Boot and ski development have one crucial difference: Because of DIN regulations for bindings, the contour of a boot's toe and heel lugs must be standard. As a result, the outward shapes of boots don't vary as significantly among brands and models as their insides do. An astounding 75 percent of all ski boots are developed in Montebelluna, Italy, where families have been making shoes and boots for hundreds of years. Unless creating something entirely new-like the soft boots of a few years ago-designers begin with an existing boot that's been successful. A resin mold is cast, and prototypes are built for testing. Final designs are placed in a machine that uses a laser to translate the physical model into digital form so engineers can manipulate them further with CAD.
Cutting machines then create two aluminum molds, one for the last-or inner shape-and one for the shell. Every size must have its own shell and last molds. The most significant advancement in boot design was the first all-plastic boot-conceived by Bob Lange in 1965. At that time, the original casting process was supplanted by the injection of polyurethane.
Today, dual-injection techniques allow different types and amounts of plastic to be used in the same boot. Some parts of the boot, such as the cuff, may rely on softer plastic for ease of entry, while other parts, such as the lower portion-where energy transfer occurs-have rigid plastic for more support. After the injection process, the boot skeletons travel through an assembly line, where details such as buckles, power straps, rear spoilers, canting mechanisms and toe and heel lugs are riveted on. Liners are inserted and pairs are matched.
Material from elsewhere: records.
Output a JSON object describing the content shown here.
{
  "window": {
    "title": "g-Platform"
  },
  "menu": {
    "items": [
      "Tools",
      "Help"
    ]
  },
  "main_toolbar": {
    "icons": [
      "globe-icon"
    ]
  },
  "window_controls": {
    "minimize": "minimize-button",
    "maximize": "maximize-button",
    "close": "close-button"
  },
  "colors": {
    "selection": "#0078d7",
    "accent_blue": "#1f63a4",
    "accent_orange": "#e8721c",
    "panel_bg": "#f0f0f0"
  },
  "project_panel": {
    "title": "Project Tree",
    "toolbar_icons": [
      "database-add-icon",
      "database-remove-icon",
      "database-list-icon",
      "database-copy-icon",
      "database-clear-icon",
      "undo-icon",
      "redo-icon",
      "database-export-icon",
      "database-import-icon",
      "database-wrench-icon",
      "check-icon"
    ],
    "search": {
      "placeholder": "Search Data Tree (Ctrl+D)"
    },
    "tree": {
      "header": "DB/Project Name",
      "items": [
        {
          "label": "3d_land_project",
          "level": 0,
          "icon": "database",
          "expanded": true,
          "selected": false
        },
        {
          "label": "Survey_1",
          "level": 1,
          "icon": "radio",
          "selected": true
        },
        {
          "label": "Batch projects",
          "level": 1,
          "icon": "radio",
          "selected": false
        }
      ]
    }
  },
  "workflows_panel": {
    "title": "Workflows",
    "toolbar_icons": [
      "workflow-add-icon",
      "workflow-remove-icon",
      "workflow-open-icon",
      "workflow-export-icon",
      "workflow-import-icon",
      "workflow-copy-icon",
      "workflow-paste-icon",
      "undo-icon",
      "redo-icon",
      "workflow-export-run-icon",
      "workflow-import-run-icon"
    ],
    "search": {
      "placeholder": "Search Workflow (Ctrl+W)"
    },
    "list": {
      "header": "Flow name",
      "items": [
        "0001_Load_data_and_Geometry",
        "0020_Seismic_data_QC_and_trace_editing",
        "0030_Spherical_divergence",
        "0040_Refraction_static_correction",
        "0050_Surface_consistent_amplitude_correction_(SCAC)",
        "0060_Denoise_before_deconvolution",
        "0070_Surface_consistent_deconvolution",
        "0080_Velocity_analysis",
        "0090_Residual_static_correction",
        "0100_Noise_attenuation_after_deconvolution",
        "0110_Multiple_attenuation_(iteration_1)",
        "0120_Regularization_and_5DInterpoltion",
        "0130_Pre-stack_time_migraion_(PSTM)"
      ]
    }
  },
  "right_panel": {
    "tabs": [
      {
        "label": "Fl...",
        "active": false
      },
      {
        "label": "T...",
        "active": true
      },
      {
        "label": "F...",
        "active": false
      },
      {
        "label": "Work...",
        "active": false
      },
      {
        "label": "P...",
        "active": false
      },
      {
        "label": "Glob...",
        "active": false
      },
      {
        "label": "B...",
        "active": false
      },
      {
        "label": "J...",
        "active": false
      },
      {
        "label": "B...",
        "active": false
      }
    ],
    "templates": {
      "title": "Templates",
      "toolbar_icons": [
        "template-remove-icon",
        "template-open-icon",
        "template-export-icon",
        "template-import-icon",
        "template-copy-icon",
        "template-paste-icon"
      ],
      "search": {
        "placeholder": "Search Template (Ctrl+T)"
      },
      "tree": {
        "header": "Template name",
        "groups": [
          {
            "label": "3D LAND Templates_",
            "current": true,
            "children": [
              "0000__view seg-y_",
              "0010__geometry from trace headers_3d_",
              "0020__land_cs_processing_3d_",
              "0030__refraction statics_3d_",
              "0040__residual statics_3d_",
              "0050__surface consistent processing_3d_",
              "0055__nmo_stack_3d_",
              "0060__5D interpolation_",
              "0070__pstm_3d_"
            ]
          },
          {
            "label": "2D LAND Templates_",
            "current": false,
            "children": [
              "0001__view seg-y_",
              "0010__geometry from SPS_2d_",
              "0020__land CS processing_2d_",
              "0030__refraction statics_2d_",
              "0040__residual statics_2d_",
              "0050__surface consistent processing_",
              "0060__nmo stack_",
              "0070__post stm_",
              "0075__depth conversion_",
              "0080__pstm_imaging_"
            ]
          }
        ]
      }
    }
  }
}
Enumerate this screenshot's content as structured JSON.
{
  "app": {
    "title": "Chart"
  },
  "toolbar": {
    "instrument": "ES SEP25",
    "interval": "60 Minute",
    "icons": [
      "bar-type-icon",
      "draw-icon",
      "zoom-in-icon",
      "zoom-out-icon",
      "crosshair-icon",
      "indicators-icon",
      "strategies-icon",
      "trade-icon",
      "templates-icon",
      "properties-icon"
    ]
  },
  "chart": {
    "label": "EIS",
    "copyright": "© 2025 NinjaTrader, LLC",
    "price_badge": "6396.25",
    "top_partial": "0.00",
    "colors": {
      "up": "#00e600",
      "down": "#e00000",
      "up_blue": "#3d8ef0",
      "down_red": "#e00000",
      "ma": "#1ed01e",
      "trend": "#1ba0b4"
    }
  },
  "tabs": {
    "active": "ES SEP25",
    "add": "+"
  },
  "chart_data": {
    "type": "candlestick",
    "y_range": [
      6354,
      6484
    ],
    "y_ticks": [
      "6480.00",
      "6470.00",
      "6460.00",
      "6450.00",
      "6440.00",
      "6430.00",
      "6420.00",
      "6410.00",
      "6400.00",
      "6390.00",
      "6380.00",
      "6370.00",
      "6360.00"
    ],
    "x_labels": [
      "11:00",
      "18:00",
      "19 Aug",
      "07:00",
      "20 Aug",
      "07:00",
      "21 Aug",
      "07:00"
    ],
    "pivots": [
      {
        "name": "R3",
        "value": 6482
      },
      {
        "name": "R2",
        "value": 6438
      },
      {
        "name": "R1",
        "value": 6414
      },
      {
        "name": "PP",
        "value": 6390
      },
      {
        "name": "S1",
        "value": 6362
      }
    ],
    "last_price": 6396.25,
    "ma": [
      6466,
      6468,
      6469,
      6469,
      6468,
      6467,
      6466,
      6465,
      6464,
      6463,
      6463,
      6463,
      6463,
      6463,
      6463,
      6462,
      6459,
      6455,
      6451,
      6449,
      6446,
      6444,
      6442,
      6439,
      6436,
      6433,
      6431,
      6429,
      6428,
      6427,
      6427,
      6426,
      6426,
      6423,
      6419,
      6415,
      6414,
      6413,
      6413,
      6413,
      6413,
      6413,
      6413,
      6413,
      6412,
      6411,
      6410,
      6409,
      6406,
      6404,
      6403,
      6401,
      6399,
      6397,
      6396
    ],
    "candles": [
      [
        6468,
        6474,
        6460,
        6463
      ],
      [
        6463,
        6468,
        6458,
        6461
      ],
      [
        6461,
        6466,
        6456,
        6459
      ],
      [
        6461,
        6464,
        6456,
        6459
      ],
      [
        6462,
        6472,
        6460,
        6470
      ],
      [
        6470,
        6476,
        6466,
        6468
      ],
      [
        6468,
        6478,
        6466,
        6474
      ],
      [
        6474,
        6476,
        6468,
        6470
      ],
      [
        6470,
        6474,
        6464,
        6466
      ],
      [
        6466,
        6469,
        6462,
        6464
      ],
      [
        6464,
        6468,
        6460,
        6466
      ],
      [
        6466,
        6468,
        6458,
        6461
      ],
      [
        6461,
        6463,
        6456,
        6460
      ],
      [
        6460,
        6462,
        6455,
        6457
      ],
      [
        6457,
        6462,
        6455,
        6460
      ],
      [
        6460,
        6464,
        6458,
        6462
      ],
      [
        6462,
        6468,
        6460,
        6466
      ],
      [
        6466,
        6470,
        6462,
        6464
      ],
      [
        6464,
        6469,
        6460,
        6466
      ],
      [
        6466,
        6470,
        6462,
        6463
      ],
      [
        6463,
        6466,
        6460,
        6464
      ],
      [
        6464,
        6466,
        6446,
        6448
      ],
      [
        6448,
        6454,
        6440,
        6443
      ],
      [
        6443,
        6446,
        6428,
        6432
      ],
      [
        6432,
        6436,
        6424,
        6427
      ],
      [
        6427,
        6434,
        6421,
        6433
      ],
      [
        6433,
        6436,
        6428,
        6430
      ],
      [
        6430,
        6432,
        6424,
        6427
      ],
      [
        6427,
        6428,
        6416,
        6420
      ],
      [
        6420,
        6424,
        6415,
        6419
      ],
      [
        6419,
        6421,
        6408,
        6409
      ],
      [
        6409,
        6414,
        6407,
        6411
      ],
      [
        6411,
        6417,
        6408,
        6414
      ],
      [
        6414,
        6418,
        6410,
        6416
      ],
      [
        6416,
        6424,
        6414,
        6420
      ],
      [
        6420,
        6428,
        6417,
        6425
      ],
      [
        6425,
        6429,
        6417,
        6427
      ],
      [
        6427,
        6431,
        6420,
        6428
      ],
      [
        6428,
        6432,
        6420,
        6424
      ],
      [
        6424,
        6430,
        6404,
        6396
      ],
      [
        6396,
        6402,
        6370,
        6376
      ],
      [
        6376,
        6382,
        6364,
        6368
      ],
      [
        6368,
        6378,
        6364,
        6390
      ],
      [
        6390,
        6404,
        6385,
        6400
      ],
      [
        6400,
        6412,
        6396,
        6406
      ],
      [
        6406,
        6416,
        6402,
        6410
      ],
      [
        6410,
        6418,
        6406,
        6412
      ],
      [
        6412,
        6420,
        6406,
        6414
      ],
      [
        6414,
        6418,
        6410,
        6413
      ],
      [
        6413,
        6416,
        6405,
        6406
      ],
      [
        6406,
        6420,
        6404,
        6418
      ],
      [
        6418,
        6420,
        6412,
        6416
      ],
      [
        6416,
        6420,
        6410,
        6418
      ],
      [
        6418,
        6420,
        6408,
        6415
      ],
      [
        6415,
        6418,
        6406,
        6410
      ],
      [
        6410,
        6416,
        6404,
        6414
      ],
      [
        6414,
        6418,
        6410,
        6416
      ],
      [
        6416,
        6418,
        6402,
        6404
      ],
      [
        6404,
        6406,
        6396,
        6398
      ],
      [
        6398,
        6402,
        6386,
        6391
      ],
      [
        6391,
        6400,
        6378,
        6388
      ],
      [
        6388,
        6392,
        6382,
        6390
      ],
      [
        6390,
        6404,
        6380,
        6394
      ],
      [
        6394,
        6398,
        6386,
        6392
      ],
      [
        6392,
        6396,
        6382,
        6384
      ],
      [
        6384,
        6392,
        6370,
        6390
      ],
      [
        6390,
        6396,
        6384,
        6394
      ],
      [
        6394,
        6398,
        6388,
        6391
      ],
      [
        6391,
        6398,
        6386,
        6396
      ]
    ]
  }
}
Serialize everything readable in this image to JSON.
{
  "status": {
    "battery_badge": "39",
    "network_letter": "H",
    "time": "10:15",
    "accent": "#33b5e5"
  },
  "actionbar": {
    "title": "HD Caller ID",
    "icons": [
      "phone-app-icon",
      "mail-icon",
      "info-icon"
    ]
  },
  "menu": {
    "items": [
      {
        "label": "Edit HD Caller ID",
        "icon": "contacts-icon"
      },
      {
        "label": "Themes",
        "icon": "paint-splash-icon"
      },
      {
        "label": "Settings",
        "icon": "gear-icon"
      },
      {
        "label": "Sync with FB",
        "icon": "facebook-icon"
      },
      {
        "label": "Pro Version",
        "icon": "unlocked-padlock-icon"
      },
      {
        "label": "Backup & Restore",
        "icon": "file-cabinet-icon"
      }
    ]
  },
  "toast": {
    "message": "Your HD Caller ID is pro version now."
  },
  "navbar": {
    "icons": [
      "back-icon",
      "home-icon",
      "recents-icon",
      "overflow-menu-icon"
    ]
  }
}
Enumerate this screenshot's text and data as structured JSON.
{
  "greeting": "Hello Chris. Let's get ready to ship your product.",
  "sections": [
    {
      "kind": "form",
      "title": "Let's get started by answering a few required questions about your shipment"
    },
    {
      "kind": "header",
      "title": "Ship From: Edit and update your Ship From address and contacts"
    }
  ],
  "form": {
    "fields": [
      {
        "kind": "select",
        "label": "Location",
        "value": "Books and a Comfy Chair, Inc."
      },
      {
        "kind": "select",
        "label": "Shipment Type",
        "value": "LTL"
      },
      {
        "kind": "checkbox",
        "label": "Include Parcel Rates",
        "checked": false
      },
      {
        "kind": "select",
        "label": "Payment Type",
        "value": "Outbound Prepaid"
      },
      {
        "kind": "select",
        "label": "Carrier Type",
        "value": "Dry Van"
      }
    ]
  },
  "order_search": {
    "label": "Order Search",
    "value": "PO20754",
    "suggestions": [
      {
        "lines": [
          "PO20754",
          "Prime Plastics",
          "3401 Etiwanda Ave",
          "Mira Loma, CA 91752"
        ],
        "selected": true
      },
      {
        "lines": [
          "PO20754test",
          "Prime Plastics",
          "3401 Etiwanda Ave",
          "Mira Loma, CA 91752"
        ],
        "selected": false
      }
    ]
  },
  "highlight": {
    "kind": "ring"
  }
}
The average boot takes nearly three years to complete, from concept to ski shop. Each boot passes through dozens of people and machines before you step into it.